Larson relieved to get waiver and put all the ‘drama’ behind him

Kyle Larson is ready to put all waiver talk behind him as the NASCAR Cup Series goes racing at Sonoma Raceway.

NASCAR granted Larson a waiver to remain championship-eligible earlier this week. The Hendrick Motorsports driver needed a waiver after he did not start the Coca-Cola 600 at Charlotte Motor Speedway (May 26) because he ran in the Indianapolis 500. Larson’s attempt at the double fell by the wayside when the start in Indianapolis was delayed by four hours due to rain.

The same severe weather moved to North Carolina, ending the Coca-Cola 600 after 249 laps. Larson never made a lap in his Hendrick Motorsports Chevrolet.


“I think there’s definitely relief on my end even though I really wasn’t paying a ton of attention to it – to the waiver,” Larson said Saturday before qualifying at Sonoma Raceway. “At least now knowing that I do personally get to race for a championship feels good. I’m sure there was a lot that went into it on NASCAR’s end and a lot of discussion and [they] just wanted to be right. I think we all — probably even them — figured we would get the waiver. I think they were just trying to make sure they had all their ducks in a row first.

“I’m appreciative of it, for sure, and look forward to getting through this week and, hopefully, after this press conference not have to talk about waivers again. It feels good, and [I’m] thankful that nobody has to deal with the drama going forward.”

NASCAR did not consider the waiver until Hendrick Motorsports officially made the request. It is unclear when the team formally submitted the request, but it was not done during race weekend. Larson went into the Cup Series race last weekend in St. Louis not knowing if he was still eligible for the championship.

He didn’t have much to say about the process as it played out.
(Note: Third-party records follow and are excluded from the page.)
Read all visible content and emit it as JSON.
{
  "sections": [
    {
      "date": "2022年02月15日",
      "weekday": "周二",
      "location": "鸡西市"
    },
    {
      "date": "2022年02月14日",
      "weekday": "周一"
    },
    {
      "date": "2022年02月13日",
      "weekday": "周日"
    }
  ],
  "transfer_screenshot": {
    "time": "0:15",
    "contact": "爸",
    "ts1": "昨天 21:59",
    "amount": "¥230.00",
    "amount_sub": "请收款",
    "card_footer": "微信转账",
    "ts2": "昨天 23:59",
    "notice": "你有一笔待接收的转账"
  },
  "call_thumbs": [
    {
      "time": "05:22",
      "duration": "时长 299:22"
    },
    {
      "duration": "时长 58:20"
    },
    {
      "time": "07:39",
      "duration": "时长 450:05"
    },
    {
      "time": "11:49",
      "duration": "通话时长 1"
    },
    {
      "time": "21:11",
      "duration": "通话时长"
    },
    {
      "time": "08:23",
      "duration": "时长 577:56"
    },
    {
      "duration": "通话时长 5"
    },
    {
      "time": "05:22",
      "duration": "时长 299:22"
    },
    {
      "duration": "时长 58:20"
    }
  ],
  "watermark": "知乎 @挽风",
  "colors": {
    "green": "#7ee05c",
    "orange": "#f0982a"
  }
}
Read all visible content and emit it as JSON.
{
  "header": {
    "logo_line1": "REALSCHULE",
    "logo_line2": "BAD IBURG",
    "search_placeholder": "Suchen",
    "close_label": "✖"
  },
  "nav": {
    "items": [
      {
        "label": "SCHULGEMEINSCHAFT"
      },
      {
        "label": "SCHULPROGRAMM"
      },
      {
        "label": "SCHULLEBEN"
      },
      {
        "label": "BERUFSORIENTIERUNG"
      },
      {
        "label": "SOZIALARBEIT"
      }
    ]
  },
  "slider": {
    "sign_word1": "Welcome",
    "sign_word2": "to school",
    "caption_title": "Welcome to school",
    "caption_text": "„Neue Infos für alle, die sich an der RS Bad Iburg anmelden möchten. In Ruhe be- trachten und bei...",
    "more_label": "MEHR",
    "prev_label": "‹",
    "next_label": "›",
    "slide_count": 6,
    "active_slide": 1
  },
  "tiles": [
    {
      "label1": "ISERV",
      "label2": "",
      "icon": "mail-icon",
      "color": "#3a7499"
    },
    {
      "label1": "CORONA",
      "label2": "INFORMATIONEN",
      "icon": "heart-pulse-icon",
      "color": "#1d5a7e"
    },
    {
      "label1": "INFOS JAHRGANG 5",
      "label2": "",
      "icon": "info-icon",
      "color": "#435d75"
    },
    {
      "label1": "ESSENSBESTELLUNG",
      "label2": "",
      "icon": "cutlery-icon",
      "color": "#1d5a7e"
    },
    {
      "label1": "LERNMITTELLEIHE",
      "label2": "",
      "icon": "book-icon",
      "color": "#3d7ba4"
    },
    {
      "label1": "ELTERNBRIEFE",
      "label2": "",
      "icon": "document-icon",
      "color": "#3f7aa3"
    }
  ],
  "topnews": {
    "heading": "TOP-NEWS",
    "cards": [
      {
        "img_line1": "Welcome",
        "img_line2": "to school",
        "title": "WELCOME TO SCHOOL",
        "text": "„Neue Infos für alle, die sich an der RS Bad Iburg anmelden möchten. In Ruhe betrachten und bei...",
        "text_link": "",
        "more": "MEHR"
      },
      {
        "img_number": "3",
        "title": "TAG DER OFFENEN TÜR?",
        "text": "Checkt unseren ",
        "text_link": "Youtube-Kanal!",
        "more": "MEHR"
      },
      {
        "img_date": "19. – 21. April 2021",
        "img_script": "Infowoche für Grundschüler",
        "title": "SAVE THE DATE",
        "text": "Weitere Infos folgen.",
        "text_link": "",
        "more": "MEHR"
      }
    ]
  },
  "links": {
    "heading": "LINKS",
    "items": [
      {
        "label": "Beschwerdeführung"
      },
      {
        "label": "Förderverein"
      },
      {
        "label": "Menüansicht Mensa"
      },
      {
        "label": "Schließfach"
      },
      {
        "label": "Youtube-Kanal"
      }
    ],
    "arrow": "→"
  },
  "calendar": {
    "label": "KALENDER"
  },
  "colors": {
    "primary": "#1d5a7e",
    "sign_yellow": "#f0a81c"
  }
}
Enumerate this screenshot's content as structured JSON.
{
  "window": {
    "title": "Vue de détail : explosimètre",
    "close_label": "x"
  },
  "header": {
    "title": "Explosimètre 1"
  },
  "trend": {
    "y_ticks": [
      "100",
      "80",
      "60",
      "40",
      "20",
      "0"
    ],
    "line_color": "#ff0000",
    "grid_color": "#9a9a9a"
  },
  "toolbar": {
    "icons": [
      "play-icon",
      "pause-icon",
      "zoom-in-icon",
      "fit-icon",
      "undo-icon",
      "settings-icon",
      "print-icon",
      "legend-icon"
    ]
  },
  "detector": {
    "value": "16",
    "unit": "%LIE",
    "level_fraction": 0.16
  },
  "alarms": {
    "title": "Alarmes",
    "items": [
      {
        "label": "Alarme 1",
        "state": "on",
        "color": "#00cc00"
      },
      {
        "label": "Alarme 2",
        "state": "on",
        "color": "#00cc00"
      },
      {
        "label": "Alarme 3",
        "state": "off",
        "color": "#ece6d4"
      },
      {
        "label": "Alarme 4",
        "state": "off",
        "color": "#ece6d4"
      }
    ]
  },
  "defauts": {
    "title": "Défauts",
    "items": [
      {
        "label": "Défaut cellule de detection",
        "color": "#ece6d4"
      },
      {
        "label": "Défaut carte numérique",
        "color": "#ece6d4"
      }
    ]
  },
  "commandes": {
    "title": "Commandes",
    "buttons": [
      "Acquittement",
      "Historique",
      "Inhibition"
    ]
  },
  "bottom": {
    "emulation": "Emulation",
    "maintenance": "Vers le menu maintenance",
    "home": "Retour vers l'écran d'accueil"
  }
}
The playoff points he accumulated before the Charlotte event, 17, were taken off the NASCAR championship points report until the waiver decision was made.

“Sure, I cared, but the thing I cared most about was the owner championship, at least in that moment [of uncertainty last week], because that’s what pays the bills,” he said. “That’s kind of where I was coming at it.

“I was a little less stressed out…than I think what everybody would imagine. I’m just happy that if I do win a championship now, I can have my name on the record books.”

In missing the race at Charlotte, Larson fell from the championship point lead to third in the standings, but he is still in contention for the regular-season championship and its 15 additional bonus points. He finished 10th in St. Louis and is 21 points behind leader Denny Hamlin going into Sonoma.

“I personally didn’t have any communication with NASCAR, but I know Jeff Gordon and Jeff Andrews and Rick Hendrick were in constant communication,” Larson said. “I was appreciative of the support through my race team, and I just let them handle it. I didn’t really know if there was anything I could say, and I’m pretty bad with words sometimes, so maybe I could have just dug myself a hole a little bit if I was to communicate.

“I’m just thankful that we don’t have to deal with it again. I’m happy to get to race for a championship, so thanks to everybody there.”

Larson, the 2021 series champion, has two wins on the season. He leads the series with seven stage wins and 656 laps led.

Story originally appeared on Racer